-- DATA SUPPLIED --

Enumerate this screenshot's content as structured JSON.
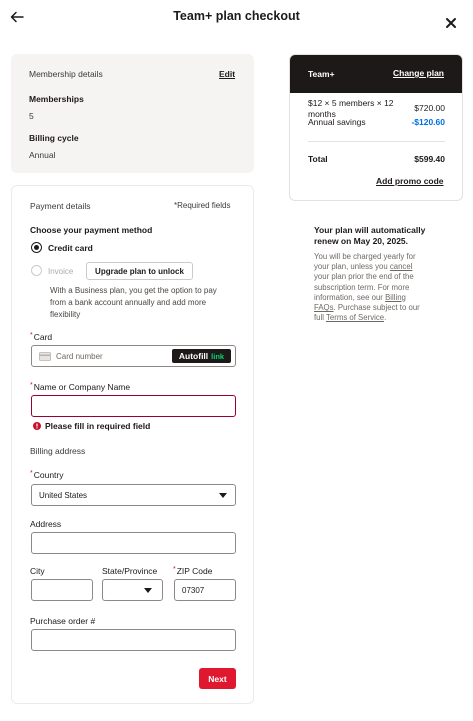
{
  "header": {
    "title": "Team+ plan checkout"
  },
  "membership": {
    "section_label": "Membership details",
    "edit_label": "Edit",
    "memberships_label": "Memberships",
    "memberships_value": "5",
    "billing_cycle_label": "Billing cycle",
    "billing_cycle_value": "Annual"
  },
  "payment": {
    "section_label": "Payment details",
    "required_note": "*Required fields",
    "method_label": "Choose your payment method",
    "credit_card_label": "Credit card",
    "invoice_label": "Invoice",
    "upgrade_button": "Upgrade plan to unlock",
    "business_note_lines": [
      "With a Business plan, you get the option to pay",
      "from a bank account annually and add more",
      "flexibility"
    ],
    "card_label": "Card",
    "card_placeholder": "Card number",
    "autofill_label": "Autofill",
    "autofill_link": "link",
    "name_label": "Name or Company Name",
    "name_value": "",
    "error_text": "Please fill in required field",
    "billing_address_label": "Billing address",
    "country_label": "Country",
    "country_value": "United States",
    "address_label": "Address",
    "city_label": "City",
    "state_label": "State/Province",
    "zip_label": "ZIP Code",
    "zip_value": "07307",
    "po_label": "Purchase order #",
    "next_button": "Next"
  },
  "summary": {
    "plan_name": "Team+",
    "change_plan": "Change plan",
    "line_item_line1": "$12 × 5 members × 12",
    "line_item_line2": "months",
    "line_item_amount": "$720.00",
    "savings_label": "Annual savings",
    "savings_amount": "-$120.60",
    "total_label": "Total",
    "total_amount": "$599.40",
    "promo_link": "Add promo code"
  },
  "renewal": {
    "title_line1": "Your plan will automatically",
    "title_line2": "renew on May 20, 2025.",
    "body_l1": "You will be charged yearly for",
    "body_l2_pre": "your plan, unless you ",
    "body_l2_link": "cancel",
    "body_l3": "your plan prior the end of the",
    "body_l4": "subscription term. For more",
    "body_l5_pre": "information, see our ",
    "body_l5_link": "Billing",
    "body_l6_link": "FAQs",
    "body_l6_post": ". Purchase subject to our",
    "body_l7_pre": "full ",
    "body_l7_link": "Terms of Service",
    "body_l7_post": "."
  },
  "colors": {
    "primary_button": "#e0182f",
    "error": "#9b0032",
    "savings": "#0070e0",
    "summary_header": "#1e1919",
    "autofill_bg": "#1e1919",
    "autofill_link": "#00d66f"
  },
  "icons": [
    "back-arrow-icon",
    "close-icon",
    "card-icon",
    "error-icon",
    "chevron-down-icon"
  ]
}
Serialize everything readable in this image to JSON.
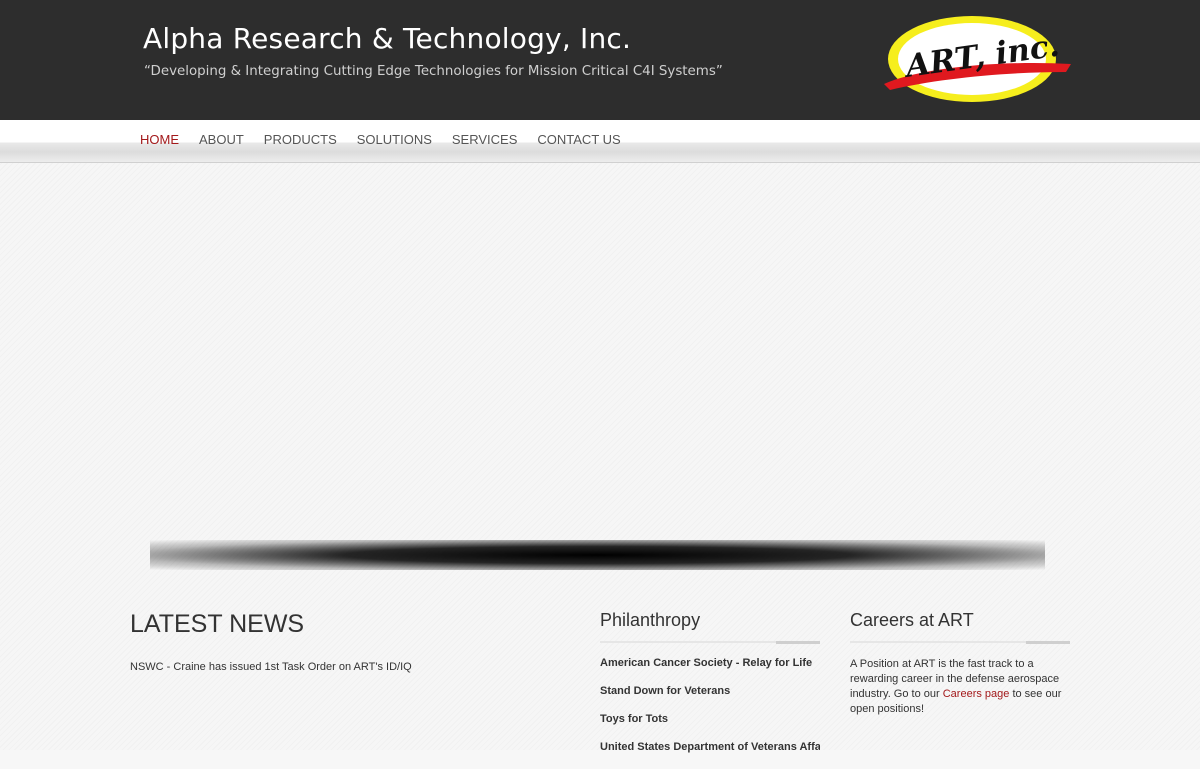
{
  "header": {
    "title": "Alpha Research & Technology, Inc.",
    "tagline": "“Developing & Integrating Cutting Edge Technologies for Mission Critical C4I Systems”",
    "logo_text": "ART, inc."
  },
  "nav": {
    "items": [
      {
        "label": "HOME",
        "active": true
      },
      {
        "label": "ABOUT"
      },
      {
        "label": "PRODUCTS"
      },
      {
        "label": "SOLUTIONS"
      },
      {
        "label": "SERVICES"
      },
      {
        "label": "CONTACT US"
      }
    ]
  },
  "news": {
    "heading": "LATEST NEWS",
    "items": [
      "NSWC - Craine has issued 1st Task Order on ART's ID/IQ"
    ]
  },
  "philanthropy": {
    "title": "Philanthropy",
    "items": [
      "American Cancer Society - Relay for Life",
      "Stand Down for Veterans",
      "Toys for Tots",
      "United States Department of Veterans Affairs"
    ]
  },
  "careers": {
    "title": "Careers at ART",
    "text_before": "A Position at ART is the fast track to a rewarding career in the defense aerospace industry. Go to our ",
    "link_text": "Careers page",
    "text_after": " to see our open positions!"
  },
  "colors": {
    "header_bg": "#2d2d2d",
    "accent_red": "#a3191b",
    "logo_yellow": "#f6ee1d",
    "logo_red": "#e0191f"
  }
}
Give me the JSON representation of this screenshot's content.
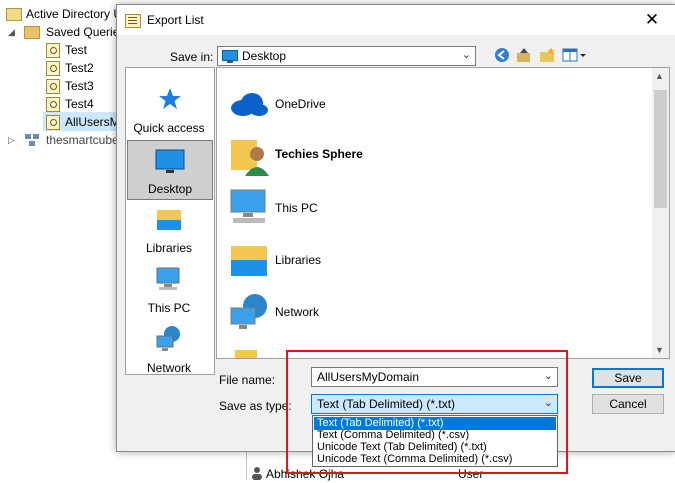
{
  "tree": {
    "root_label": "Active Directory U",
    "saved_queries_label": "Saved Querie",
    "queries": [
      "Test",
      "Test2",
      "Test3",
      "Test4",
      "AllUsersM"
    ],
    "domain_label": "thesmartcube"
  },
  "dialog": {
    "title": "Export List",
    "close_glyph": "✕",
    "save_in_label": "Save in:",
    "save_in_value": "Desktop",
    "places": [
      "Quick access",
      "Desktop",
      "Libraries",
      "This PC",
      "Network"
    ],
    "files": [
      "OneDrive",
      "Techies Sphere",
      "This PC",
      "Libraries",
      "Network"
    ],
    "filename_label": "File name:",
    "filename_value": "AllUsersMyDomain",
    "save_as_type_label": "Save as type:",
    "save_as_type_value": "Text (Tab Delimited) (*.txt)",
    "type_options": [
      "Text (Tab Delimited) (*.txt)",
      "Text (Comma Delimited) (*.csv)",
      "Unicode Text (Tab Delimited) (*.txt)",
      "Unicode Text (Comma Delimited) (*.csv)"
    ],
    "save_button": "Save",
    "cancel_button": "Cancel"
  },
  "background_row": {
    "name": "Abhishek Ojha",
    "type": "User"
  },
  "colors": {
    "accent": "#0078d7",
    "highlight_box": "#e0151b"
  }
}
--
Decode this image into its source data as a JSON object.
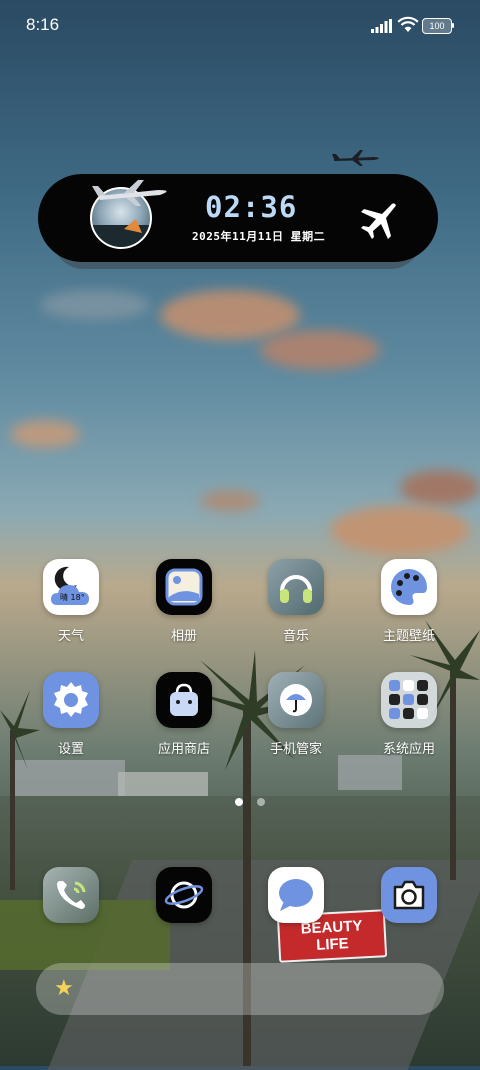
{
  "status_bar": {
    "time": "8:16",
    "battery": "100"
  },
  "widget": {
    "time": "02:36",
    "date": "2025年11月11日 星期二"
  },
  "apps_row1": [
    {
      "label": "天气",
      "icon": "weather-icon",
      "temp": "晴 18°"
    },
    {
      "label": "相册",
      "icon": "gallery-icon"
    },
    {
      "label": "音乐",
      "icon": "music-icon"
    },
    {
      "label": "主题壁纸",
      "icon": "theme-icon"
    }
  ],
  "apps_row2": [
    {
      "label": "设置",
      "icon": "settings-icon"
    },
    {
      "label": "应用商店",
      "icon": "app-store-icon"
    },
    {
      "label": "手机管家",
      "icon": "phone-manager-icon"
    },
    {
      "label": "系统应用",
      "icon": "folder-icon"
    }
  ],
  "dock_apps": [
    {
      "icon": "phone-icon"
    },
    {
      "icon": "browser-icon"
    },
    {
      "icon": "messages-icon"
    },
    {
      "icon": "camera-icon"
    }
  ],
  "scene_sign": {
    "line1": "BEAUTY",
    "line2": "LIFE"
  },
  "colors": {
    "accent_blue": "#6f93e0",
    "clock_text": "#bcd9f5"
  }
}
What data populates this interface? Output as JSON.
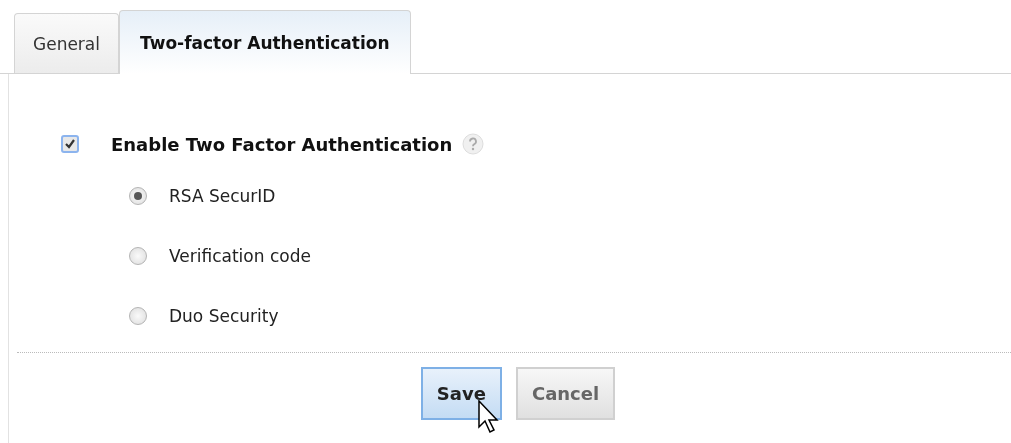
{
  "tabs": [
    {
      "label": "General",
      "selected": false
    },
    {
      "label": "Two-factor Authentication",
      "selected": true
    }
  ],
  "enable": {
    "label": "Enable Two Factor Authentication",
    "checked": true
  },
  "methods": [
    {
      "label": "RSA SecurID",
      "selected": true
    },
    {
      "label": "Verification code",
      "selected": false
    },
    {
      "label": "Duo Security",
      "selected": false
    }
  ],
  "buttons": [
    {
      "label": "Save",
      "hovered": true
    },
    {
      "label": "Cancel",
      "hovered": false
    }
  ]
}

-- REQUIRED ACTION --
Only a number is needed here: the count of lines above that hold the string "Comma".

-- PROBLEM SOLUTION --
2